- Opening Delimiter -

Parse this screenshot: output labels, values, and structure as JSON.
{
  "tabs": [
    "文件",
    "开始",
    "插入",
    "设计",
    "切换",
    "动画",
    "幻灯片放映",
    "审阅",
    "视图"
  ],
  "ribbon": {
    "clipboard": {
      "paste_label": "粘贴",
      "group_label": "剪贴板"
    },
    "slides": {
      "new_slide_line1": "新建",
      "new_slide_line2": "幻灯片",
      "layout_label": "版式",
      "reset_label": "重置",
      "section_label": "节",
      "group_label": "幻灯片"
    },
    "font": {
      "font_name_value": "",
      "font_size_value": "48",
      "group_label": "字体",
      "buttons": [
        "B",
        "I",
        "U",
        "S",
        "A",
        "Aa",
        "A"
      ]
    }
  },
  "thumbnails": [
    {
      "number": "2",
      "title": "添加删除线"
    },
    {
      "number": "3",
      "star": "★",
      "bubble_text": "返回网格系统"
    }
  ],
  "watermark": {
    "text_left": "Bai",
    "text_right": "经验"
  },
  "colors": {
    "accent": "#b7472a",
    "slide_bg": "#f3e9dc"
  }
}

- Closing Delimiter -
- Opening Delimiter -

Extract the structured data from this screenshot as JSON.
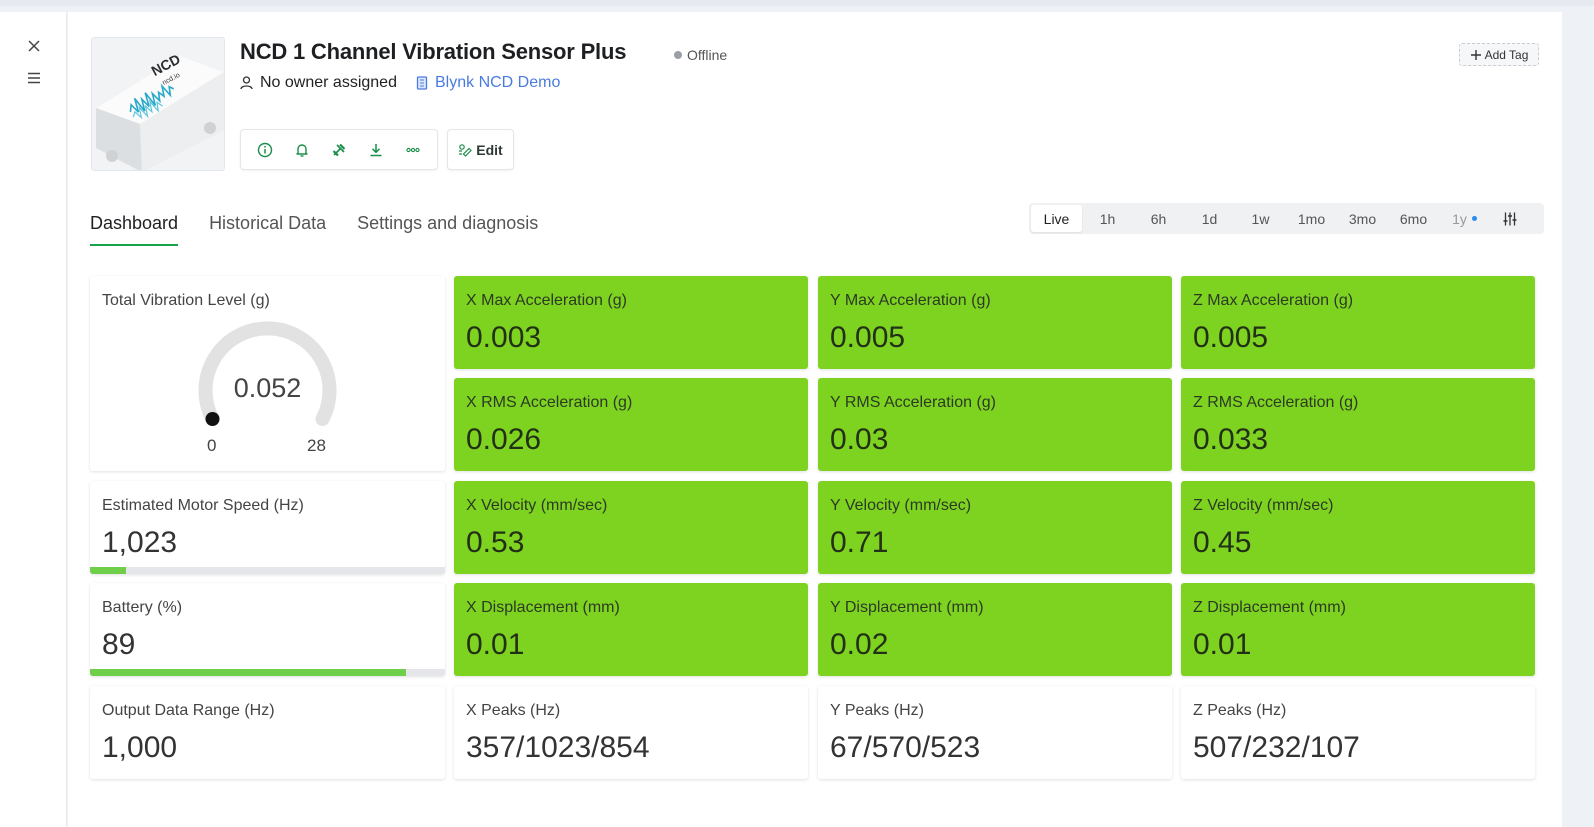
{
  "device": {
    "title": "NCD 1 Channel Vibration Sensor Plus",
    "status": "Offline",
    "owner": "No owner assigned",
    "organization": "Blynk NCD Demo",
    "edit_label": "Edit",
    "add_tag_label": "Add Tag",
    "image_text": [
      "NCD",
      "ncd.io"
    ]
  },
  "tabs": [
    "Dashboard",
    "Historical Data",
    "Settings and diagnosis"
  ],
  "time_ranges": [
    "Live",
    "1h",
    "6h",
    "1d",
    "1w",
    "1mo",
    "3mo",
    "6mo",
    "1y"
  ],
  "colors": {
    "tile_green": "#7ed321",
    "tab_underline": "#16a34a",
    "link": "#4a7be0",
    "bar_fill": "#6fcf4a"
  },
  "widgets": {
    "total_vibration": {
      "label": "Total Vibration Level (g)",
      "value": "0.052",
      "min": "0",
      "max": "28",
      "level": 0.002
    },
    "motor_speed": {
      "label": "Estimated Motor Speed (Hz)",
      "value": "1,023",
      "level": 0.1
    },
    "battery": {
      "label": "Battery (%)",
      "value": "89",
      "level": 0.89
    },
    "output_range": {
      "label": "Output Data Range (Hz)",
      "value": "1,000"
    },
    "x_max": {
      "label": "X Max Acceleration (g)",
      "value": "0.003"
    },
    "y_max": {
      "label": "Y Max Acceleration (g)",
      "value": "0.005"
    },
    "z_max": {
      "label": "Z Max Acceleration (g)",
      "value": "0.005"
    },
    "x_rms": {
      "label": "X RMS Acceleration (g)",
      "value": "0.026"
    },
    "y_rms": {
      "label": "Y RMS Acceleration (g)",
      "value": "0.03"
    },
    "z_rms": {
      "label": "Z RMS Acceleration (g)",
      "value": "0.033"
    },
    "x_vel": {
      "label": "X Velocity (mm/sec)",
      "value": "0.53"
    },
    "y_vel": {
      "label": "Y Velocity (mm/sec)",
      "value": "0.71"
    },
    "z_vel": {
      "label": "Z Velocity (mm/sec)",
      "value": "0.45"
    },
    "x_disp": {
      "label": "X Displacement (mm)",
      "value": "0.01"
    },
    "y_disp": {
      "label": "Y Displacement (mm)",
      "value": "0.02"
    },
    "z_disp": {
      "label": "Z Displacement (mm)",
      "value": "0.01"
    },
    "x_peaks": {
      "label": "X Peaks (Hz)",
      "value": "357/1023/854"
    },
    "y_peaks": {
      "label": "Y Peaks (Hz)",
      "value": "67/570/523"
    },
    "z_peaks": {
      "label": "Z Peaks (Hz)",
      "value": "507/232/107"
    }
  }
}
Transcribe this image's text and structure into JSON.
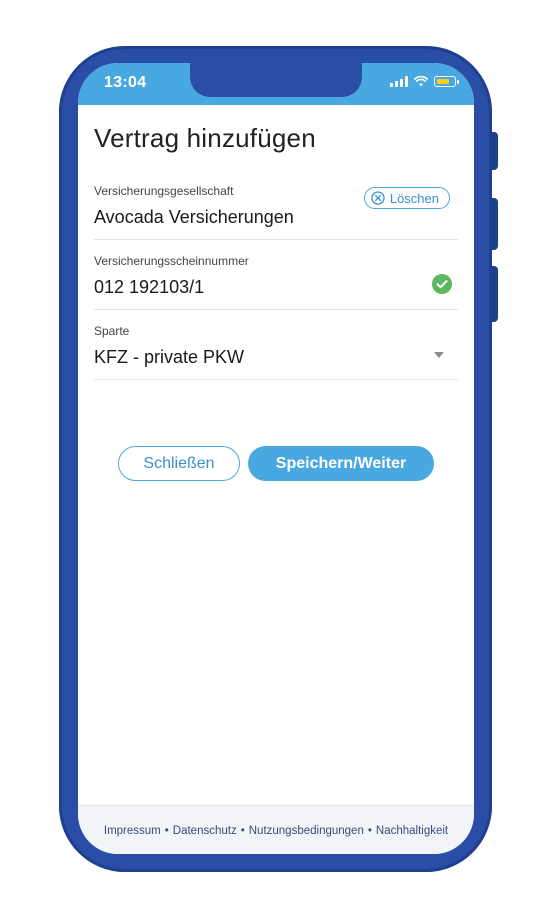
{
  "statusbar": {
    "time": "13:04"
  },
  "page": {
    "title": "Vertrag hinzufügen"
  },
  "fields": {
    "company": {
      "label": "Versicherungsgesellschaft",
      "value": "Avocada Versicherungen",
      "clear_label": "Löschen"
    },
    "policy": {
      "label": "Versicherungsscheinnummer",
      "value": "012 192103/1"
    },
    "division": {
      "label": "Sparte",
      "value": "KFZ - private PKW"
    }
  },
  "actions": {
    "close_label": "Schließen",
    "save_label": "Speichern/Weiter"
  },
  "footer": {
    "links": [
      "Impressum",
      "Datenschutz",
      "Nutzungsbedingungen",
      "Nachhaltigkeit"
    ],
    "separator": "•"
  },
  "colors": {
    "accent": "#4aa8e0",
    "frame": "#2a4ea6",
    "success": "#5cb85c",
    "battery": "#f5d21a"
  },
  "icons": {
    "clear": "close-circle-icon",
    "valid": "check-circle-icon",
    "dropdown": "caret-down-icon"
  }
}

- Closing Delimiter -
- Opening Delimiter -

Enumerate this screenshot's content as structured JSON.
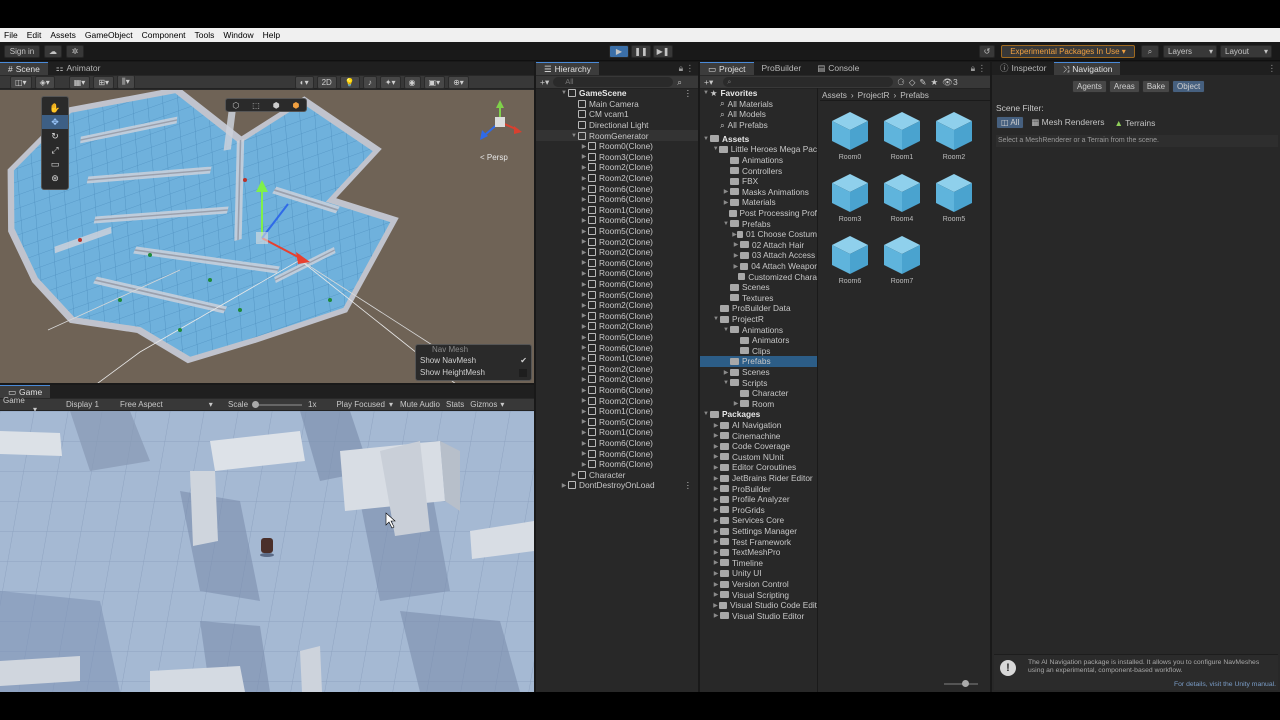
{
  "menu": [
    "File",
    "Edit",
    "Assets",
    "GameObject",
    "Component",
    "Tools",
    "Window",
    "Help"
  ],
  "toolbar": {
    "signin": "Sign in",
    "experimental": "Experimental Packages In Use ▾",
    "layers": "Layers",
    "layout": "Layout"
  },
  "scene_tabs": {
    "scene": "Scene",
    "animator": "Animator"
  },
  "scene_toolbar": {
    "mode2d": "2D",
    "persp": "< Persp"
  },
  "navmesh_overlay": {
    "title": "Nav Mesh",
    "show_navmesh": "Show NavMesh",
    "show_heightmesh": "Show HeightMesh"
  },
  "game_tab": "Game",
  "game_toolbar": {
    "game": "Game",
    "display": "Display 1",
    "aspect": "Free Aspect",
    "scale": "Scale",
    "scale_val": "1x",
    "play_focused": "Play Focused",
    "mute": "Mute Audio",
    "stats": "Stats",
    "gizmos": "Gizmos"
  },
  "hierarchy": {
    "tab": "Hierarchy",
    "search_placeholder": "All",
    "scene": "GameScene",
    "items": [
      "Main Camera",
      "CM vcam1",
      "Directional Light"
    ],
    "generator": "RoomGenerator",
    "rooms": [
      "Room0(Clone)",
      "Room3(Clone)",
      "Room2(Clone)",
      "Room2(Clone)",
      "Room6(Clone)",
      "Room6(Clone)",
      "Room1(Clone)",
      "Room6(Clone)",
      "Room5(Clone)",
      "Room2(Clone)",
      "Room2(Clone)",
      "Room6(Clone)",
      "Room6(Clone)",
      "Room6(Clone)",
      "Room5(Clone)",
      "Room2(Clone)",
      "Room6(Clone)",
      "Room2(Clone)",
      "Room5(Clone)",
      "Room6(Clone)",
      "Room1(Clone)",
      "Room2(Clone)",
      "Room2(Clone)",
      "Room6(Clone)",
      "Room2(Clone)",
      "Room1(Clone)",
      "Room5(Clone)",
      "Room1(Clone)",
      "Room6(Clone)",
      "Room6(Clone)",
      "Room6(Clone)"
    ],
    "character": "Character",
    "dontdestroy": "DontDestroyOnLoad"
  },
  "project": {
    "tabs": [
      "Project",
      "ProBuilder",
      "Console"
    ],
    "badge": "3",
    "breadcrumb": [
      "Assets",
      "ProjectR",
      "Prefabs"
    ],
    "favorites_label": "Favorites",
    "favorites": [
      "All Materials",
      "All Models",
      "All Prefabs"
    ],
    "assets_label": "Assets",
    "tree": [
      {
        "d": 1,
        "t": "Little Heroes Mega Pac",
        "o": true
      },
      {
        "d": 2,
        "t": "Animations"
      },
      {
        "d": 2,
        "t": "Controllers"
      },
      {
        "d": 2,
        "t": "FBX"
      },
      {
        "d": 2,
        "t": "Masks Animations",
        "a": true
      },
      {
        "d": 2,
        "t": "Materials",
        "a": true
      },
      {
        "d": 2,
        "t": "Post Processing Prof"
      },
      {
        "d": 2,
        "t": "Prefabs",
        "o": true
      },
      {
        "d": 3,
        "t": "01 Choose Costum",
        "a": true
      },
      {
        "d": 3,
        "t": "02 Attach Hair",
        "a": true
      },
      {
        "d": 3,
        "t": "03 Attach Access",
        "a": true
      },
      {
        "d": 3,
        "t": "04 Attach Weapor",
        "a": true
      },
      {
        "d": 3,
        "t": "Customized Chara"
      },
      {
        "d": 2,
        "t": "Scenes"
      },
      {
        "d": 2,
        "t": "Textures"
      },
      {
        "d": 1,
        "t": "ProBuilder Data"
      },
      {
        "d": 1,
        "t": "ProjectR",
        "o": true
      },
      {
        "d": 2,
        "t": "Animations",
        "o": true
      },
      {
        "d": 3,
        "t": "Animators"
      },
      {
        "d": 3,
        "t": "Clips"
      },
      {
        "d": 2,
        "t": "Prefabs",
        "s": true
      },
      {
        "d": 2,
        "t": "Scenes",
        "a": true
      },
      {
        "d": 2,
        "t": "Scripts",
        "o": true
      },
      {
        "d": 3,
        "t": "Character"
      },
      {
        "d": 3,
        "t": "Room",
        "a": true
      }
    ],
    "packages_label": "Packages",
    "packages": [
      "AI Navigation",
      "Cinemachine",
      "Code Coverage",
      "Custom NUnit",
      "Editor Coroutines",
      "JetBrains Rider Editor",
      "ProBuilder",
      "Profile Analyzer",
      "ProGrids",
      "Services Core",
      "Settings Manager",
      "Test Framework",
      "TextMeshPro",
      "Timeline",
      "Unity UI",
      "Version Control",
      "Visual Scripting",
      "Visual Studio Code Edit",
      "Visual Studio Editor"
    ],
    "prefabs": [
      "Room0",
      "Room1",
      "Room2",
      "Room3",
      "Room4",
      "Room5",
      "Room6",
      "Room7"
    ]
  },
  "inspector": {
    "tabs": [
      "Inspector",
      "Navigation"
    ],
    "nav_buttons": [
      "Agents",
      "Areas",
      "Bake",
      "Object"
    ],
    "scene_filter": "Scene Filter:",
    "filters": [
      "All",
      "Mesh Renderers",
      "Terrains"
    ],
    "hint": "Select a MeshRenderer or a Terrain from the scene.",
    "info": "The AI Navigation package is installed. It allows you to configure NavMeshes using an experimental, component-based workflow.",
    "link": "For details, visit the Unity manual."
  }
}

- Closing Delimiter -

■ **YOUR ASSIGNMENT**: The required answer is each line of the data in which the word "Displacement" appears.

■ **ANSWER AREA**:
      "label": "X Displacement (mm)",
      "label": "Y Displacement (mm)",
      "label": "Z Displacement (mm)",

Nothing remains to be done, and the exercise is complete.